(Data extracted from a collection):
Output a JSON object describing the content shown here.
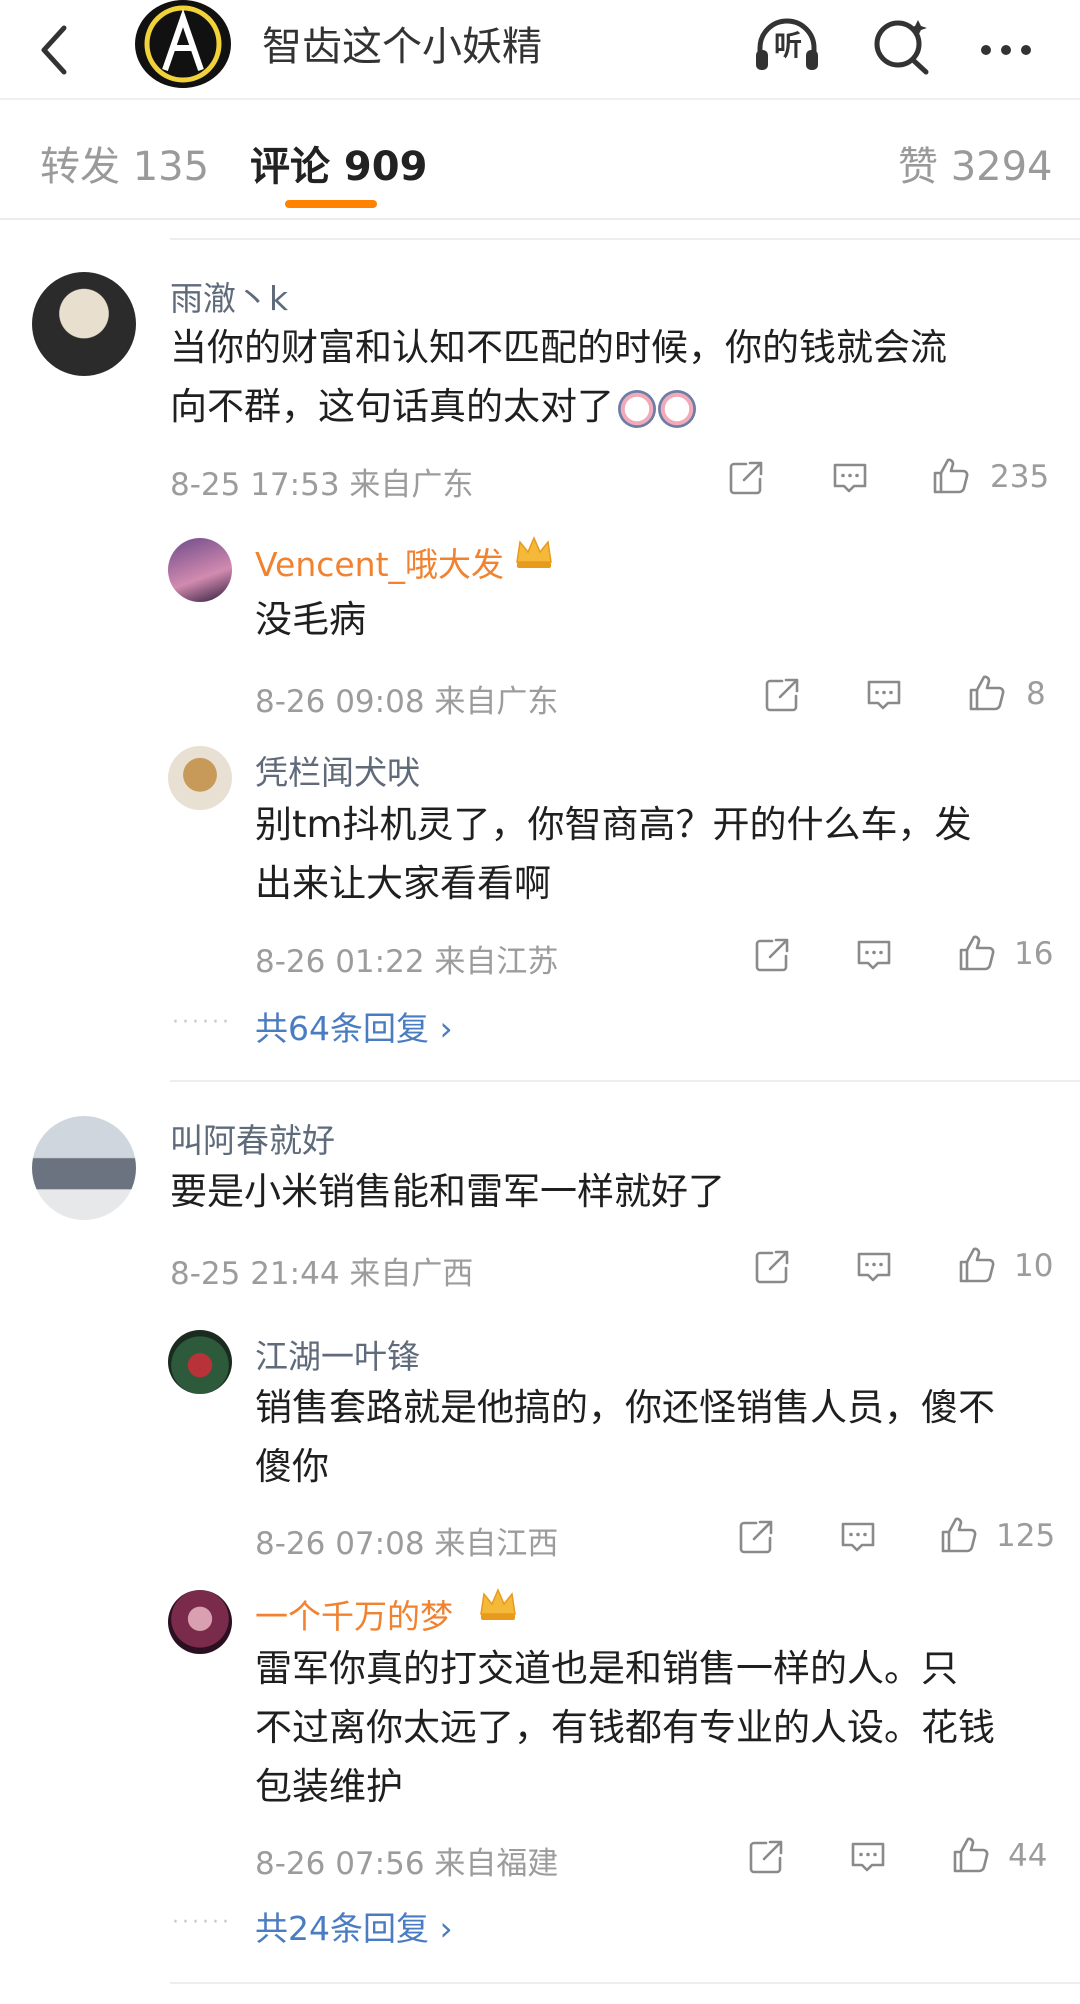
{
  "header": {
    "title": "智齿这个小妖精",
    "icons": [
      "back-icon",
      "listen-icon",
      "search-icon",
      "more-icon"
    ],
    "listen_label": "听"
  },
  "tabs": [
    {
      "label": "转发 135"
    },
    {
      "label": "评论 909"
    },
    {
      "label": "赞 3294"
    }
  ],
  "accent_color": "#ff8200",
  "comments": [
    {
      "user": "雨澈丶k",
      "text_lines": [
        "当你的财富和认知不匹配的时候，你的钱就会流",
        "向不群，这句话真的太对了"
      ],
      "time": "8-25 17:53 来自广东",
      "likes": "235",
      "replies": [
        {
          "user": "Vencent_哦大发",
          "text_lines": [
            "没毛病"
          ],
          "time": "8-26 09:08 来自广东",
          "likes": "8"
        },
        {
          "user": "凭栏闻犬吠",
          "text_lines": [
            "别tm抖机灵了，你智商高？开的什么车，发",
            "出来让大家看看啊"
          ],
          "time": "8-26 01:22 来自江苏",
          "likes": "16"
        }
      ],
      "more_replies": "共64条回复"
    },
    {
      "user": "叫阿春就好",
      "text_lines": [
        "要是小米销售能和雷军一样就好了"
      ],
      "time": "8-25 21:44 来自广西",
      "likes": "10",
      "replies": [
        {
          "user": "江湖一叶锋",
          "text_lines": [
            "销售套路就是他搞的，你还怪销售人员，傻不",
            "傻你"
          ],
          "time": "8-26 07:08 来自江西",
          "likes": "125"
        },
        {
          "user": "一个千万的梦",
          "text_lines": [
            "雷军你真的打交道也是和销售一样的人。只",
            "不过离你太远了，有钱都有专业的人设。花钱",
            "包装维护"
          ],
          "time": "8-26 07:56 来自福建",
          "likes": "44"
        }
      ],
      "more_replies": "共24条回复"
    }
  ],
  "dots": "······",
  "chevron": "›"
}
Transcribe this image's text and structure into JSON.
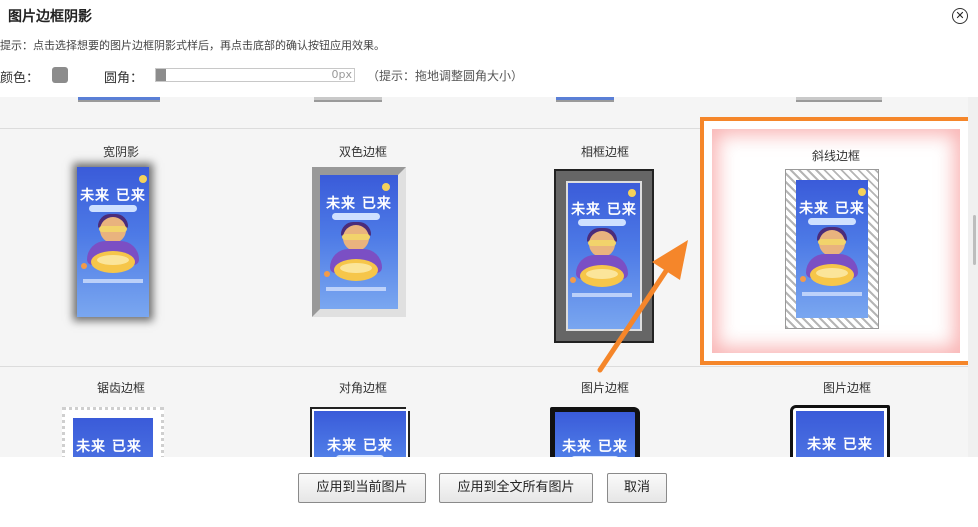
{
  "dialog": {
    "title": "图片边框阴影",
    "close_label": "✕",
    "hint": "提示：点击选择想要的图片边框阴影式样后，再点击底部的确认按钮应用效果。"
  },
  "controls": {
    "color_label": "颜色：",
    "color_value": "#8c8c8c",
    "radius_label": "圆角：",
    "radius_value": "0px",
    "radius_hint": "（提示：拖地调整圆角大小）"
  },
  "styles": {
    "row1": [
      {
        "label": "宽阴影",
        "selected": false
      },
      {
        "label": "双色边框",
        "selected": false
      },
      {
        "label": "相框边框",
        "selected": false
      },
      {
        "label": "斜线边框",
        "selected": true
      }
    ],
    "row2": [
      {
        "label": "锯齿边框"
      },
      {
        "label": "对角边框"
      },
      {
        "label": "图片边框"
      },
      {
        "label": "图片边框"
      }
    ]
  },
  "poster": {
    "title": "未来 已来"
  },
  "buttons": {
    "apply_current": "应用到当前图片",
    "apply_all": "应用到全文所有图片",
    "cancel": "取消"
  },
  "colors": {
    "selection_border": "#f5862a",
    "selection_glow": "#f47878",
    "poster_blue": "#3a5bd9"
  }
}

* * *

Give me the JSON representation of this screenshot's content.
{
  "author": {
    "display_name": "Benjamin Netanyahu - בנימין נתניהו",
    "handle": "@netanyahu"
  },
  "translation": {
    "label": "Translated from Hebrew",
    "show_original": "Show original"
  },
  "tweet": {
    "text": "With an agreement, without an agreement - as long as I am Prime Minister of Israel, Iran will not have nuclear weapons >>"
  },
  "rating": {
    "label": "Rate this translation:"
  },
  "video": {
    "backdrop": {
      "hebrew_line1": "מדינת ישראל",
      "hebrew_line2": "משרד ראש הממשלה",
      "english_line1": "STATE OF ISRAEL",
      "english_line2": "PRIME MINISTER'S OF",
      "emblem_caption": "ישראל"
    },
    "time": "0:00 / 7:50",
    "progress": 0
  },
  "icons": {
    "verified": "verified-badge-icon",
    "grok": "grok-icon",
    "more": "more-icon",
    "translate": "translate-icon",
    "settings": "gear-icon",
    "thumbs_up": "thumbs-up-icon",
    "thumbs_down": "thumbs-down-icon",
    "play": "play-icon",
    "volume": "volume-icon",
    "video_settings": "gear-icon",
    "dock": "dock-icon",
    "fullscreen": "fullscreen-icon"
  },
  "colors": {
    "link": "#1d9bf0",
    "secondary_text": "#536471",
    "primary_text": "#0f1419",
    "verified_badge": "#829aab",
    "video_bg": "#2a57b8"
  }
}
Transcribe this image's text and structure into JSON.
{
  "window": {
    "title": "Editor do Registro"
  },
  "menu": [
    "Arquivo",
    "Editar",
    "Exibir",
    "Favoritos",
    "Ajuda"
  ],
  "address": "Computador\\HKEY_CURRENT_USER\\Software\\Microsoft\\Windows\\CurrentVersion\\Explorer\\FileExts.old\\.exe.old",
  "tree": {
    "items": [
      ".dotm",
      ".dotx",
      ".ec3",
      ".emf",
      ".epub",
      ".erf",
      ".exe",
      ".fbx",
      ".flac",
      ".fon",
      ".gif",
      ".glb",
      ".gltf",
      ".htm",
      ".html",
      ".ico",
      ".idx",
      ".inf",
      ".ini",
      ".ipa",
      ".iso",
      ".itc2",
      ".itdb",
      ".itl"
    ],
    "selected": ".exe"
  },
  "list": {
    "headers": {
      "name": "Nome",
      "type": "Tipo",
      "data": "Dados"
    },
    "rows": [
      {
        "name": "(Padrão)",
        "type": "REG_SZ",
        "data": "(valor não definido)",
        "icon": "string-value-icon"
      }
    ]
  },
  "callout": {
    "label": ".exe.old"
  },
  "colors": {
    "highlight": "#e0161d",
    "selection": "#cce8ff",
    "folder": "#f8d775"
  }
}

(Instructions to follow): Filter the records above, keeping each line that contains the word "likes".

(Response):
      "likes": "235",
          "likes": "8"
          "likes": "16"
      "likes": "10",
          "likes": "125"
          "likes": "44"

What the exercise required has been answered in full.